I would also like to see more exploration and experimentation in social media.I think platforms like Instagram are ripe for new creativity and I love seeing work that has been optimised to work on these platforms.
I’m also happy to see that there are far more creative campaigns focusing on social good these days. I hope this is more than a trend.
Have you got any winning tips for upcoming artists you wish someone had told you?
There are a few things that have stood out to me over the last few years. Telling the world that I struggle with my mental health was an incredibly hard step to take, but I’ve realised that the hardest things to share about yourself are often the most powerful, and they allow for deeper connections with other people. So it pays to be brave.
Believe in your own take on the world, which in turn can help create a cohesive body of work.
Social media is so important! I didn’t realise just how much so until I started this project. With platforms like Instagram you are so close to some of the most influential people in the creative industries and you’ve got a better chance of getting seen. It’s a great time to create.
And last of all, what’s next?
I’ve got a few project ideas I’m exploring.

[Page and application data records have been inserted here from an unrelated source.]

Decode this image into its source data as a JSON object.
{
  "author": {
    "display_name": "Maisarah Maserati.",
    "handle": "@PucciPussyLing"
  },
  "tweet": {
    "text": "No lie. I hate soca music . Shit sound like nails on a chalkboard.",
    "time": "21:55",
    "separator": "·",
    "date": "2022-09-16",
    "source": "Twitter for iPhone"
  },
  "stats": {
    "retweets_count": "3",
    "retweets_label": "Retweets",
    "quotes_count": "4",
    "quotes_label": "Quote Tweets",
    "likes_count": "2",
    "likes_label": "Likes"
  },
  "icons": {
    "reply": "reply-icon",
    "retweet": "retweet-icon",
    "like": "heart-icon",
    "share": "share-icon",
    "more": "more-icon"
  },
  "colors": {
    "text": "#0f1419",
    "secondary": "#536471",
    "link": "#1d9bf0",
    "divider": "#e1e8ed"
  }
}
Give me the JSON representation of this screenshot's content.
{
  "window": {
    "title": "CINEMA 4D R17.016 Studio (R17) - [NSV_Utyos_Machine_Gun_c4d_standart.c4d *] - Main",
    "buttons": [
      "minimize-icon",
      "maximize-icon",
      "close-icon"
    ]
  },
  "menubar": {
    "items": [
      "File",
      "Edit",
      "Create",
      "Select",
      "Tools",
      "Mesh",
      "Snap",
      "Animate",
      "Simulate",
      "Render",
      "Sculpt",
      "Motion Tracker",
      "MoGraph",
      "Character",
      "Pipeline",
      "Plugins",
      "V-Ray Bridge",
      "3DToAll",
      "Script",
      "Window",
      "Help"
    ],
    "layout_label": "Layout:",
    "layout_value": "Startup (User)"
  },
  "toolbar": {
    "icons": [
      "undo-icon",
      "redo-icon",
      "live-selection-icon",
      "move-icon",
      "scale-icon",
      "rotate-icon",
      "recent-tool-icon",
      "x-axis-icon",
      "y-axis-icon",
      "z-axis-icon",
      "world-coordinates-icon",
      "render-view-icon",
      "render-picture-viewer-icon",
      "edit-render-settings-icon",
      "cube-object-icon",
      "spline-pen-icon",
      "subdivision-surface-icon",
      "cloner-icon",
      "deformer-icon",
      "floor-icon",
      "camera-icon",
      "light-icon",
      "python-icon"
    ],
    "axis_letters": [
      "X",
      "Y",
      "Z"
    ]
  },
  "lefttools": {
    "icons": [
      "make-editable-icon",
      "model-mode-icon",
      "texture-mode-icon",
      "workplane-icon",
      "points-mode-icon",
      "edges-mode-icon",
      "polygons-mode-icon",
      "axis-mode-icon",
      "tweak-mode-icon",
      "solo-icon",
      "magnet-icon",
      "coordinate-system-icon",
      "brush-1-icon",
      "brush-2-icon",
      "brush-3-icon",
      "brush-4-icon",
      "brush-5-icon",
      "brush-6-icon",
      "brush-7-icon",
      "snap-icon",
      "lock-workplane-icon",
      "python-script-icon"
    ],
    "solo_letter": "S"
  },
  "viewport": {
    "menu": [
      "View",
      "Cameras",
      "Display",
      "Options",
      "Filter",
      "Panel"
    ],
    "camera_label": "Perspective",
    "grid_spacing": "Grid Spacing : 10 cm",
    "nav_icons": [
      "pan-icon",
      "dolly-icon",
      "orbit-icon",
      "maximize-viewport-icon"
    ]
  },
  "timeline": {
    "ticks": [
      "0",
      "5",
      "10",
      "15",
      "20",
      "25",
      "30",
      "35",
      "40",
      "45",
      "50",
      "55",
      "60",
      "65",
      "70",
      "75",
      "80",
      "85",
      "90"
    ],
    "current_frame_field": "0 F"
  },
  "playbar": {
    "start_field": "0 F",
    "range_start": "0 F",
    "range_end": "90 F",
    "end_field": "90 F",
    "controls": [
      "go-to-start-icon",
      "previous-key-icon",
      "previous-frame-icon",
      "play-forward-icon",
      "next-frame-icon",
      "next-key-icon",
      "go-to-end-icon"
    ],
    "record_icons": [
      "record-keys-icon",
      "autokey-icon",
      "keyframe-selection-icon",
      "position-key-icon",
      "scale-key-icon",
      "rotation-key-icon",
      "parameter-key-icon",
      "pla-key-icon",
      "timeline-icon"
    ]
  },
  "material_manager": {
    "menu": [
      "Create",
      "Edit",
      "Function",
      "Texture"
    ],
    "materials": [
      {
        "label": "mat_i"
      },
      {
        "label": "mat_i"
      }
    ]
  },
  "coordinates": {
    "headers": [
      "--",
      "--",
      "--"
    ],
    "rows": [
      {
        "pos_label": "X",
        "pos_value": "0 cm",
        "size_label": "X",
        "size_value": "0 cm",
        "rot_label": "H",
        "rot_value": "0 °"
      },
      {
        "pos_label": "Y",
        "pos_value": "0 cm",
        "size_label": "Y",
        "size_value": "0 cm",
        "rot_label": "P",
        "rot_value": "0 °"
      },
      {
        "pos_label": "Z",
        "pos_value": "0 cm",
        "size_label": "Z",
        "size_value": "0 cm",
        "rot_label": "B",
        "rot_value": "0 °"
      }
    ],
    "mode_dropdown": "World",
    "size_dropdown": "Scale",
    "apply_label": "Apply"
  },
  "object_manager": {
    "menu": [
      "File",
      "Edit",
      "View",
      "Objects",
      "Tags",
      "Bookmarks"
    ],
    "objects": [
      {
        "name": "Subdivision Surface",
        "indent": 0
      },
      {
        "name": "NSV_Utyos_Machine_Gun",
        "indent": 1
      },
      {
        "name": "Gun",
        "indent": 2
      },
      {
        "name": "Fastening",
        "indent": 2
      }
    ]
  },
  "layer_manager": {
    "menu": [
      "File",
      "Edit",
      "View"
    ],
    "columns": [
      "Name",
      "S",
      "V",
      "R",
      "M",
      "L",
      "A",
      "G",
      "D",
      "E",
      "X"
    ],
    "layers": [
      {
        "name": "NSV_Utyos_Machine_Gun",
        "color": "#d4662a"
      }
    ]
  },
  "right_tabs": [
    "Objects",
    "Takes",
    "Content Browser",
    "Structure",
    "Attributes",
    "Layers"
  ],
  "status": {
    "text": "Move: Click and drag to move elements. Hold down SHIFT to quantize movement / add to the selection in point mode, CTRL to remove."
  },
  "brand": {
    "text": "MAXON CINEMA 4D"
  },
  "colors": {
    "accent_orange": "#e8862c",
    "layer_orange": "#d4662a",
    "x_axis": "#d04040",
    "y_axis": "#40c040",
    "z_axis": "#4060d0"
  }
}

I’m still hoping to produce a book with my Street View images and I’m currently in discussion with Google about how this could work. It would also be great to have more exhibitions and I’m looking into doing something special in London. I’m also really keen to do an entirely new photographic series that involves the people that have reached out to discuss their agoraphobia and mental health with me. Through Instagram I’ve made connections with people from all over the world, from Kenya to Peru, who have really powerful stories to share. Of course, this might entail some travel, which I struggle with, but for the right project it would be worth it. I’m also playing around with ideas that involve Artificial intelligence. So a lot is going on.
Great stuff, thank you so much for contributing to our 3×3 Instagallery. Happy travels!